§ **Problem requirements**
With pictures omitted, copy exactly the lines from the one containing "Parse this screenshot: output" through the end of the records below.

§ **Given entries**
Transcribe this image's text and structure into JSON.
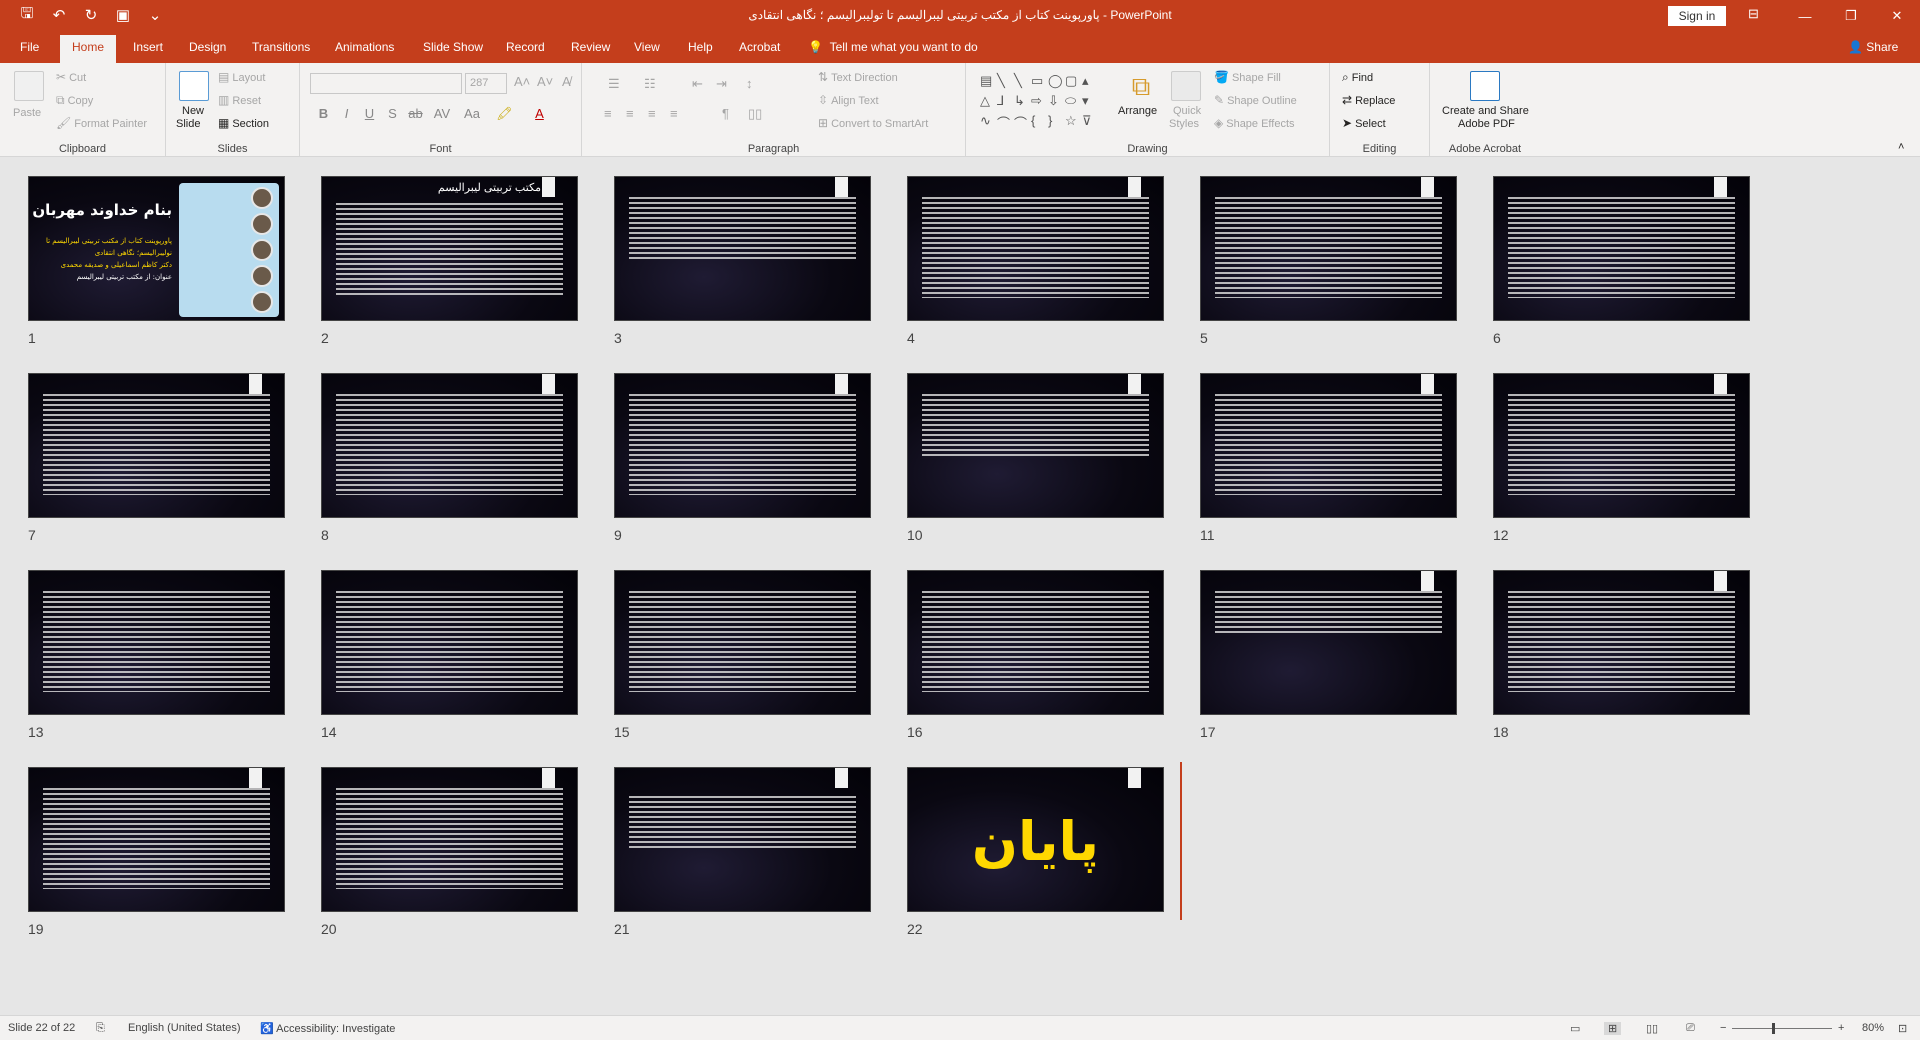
{
  "window": {
    "title": "پاورپوینت کتاب از مکتب تربیتی لیبرالیسم تا تولیبرالیسم ؛ نگاهی انتقادی  -  PowerPoint",
    "sign_in": "Sign in",
    "qat_icons": [
      "save-icon",
      "undo-icon",
      "redo-icon",
      "start-slideshow-icon",
      "customize-qat-icon"
    ]
  },
  "tabs": {
    "items": [
      "File",
      "Home",
      "Insert",
      "Design",
      "Transitions",
      "Animations",
      "Slide Show",
      "Record",
      "Review",
      "View",
      "Help",
      "Acrobat"
    ],
    "active": "Home",
    "tell_me": "Tell me what you want to do",
    "share": "Share"
  },
  "ribbon": {
    "clipboard": {
      "label": "Clipboard",
      "paste": "Paste",
      "cut": "Cut",
      "copy": "Copy",
      "format_painter": "Format Painter"
    },
    "slides": {
      "label": "Slides",
      "new_slide_1": "New",
      "new_slide_2": "Slide",
      "layout": "Layout",
      "reset": "Reset",
      "section": "Section"
    },
    "font": {
      "label": "Font",
      "font_name": "",
      "font_size": "287",
      "bold": "B",
      "italic": "I",
      "underline": "U",
      "strike": "S",
      "shadow": "ab",
      "spacing": "AV",
      "case": "Aa"
    },
    "paragraph": {
      "label": "Paragraph",
      "text_direction": "Text Direction",
      "align_text": "Align Text",
      "convert_smartart": "Convert to SmartArt"
    },
    "drawing": {
      "label": "Drawing",
      "arrange": "Arrange",
      "quick_styles_1": "Quick",
      "quick_styles_2": "Styles",
      "shape_fill": "Shape Fill",
      "shape_outline": "Shape Outline",
      "shape_effects": "Shape Effects"
    },
    "editing": {
      "label": "Editing",
      "find": "Find",
      "replace": "Replace",
      "select": "Select"
    },
    "acrobat": {
      "label": "Adobe Acrobat",
      "create_1": "Create and Share",
      "create_2": "Adobe PDF"
    }
  },
  "slides": {
    "numbers": [
      "1",
      "2",
      "3",
      "4",
      "5",
      "6",
      "7",
      "8",
      "9",
      "10",
      "11",
      "12",
      "13",
      "14",
      "15",
      "16",
      "17",
      "18",
      "19",
      "20",
      "21",
      "22"
    ],
    "slide1_title": "بنام خداوند مهربان",
    "slide1_lines": [
      "پاورپوینت کتاب از مکتب تربیتی لیبرالیسم تا",
      "نولیبرالیسم؛ نگاهی انتقادی",
      "دکتر کاظم اسماعیلی و صدیقه محمدی",
      "عنوان: از مکتب تربیتی لیبرالیسم"
    ],
    "slide2_heading": "مکتب تربیتی لیبرالیسم",
    "slide22_text": "پایان"
  },
  "status": {
    "slide_of": "Slide 22 of 22",
    "language": "English (United States)",
    "accessibility": "Accessibility: Investigate",
    "zoom": "80%"
  }
}
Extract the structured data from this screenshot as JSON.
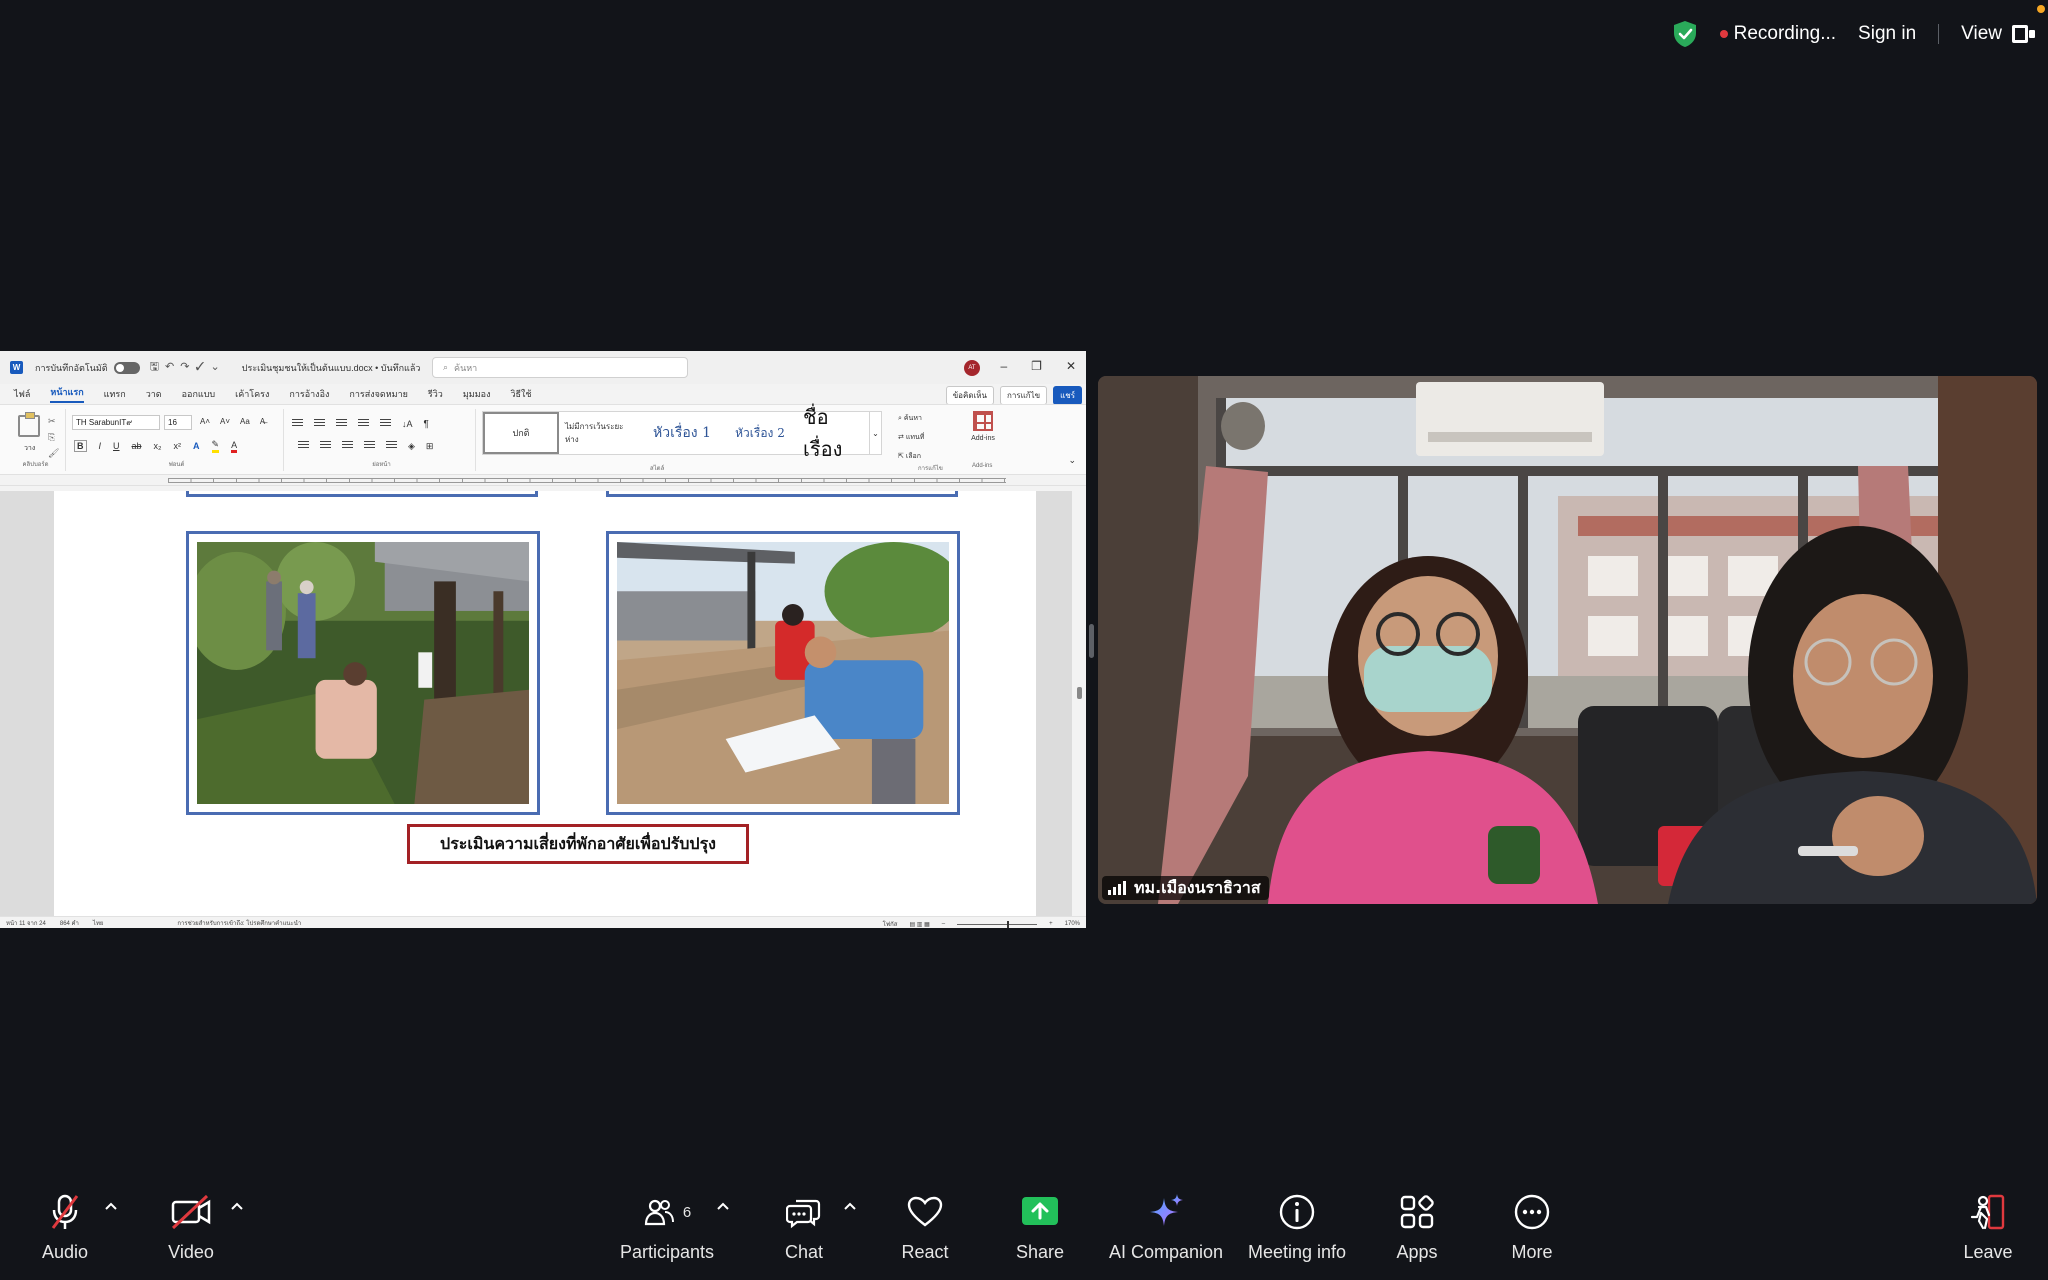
{
  "status_bar": {
    "recording": "Recording...",
    "sign_in": "Sign in",
    "view": "View"
  },
  "word": {
    "autosave_label": "การบันทึกอัตโนมัติ",
    "doc_title": "ประเมินชุมชนให้เป็นต้นแบบ.docx • บันทึกแล้ว",
    "search_placeholder": "ค้นหา",
    "avatar": "AT",
    "tabs": [
      "ไฟล์",
      "หน้าแรก",
      "แทรก",
      "วาด",
      "ออกแบบ",
      "เค้าโครง",
      "การอ้างอิง",
      "การส่งจดหมาย",
      "รีวิว",
      "มุมมอง",
      "วิธีใช้"
    ],
    "comments": "ข้อคิดเห็น",
    "editing": "การแก้ไข",
    "share": "แชร์",
    "font_name": "TH SarabunIT๙",
    "font_size": "16",
    "clipboard_label": "คลิปบอร์ด",
    "font_label": "ฟอนต์",
    "paragraph_label": "ย่อหน้า",
    "styles_label": "สไตล์",
    "editing_label": "การแก้ไข",
    "addins_label": "Add-ins",
    "paste_label": "วาง",
    "styles": [
      "ปกติ",
      "ไม่มีการเว้นระยะห่าง",
      "หัวเรื่อง 1",
      "หัวเรื่อง 2",
      "ชื่อเรื่อง"
    ],
    "find": "ค้นหา",
    "replace": "แทนที่",
    "select": "เลือก",
    "addins": "Add-ins",
    "caption": "ประเมินความเสี่ยงที่พักอาศัยเพื่อปรับปรุง",
    "status_page": "หน้า 11 จาก 24",
    "status_words": "864 คำ",
    "status_lang": "ไทย",
    "status_accessibility": "การช่วยสำหรับการเข้าถึง: โปรดศึกษาคำแนะนำ",
    "status_focus": "โฟกัส",
    "zoom": "170%"
  },
  "participant": {
    "name": "ทม.เมืองนราธิวาส"
  },
  "toolbar": {
    "audio": "Audio",
    "video": "Video",
    "participants": "Participants",
    "participants_count": "6",
    "chat": "Chat",
    "react": "React",
    "share": "Share",
    "ai_companion": "AI Companion",
    "meeting_info": "Meeting info",
    "apps": "Apps",
    "more": "More",
    "leave": "Leave"
  },
  "colors": {
    "background": "#121419",
    "recording_dot": "#e0393e",
    "shield": "#2aaa5a",
    "share_green": "#22c05a",
    "word_blue": "#185abd",
    "frame_blue": "#4a6cb2",
    "caption_border": "#a32125",
    "muted_red": "#e0393e"
  }
}
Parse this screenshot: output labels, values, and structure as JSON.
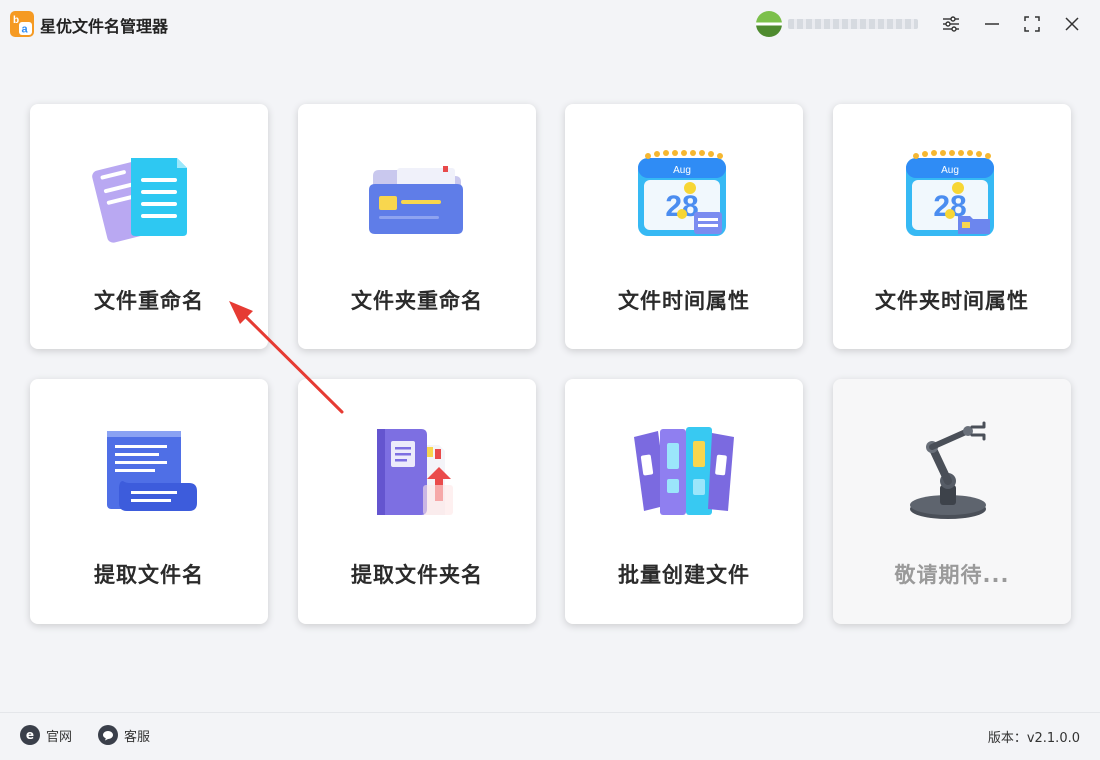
{
  "app": {
    "title": "星优文件名管理器",
    "logo_icon": "logo-ba-icon"
  },
  "titlebar": {
    "buttons": [
      {
        "icon": "settings-sliders-icon"
      },
      {
        "icon": "minimize-icon"
      },
      {
        "icon": "maximize-icon"
      },
      {
        "icon": "close-icon"
      }
    ]
  },
  "tiles": [
    {
      "label": "文件重命名",
      "icon": "documents-icon",
      "enabled": true
    },
    {
      "label": "文件夹重命名",
      "icon": "folder-icon",
      "enabled": true
    },
    {
      "label": "文件时间属性",
      "icon": "calendar-document-icon",
      "enabled": true
    },
    {
      "label": "文件夹时间属性",
      "icon": "calendar-folder-icon",
      "enabled": true
    },
    {
      "label": "提取文件名",
      "icon": "scroll-list-icon",
      "enabled": true
    },
    {
      "label": "提取文件夹名",
      "icon": "book-folder-export-icon",
      "enabled": true
    },
    {
      "label": "批量创建文件",
      "icon": "binders-icon",
      "enabled": true
    },
    {
      "label": "敬请期待...",
      "icon": "robot-arm-icon",
      "enabled": false
    }
  ],
  "calendar": {
    "month": "Aug",
    "day": "28"
  },
  "footer": {
    "website_label": "官网",
    "website_icon_glyph": "e",
    "support_label": "客服",
    "version": "版本：v2.1.0.0"
  },
  "colors": {
    "accent_blue": "#2f8cf5",
    "annotation_arrow": "#e63b33",
    "logo_orange": "#f59a23"
  }
}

§ **Exercise answer**
Parse this screenshot: output labels, values, and structure as JSON.
{
  "app": {
    "title": "星优文件名管理器",
    "logo_icon": "logo-ba-icon"
  },
  "titlebar": {
    "buttons": [
      {
        "icon": "settings-sliders-icon"
      },
      {
        "icon": "minimize-icon"
      },
      {
        "icon": "maximize-icon"
      },
      {
        "icon": "close-icon"
      }
    ]
  },
  "tiles": [
    {
      "label": "文件重命名",
      "icon": "documents-icon",
      "enabled": true
    },
    {
      "label": "文件夹重命名",
      "icon": "folder-icon",
      "enabled": true
    },
    {
      "label": "文件时间属性",
      "icon": "calendar-document-icon",
      "enabled": true
    },
    {
      "label": "文件夹时间属性",
      "icon": "calendar-folder-icon",
      "enabled": true
    },
    {
      "label": "提取文件名",
      "icon": "scroll-list-icon",
      "enabled": true
    },
    {
      "label": "提取文件夹名",
      "icon": "book-folder-export-icon",
      "enabled": true
    },
    {
      "label": "批量创建文件",
      "icon": "binders-icon",
      "enabled": true
    },
    {
      "label": "敬请期待...",
      "icon": "robot-arm-icon",
      "enabled": false
    }
  ],
  "calendar": {
    "month": "Aug",
    "day": "28"
  },
  "footer": {
    "website_label": "官网",
    "website_icon_glyph": "e",
    "support_label": "客服",
    "version": "版本：v2.1.0.0"
  },
  "colors": {
    "accent_blue": "#2f8cf5",
    "annotation_arrow": "#e63b33",
    "logo_orange": "#f59a23"
  }
}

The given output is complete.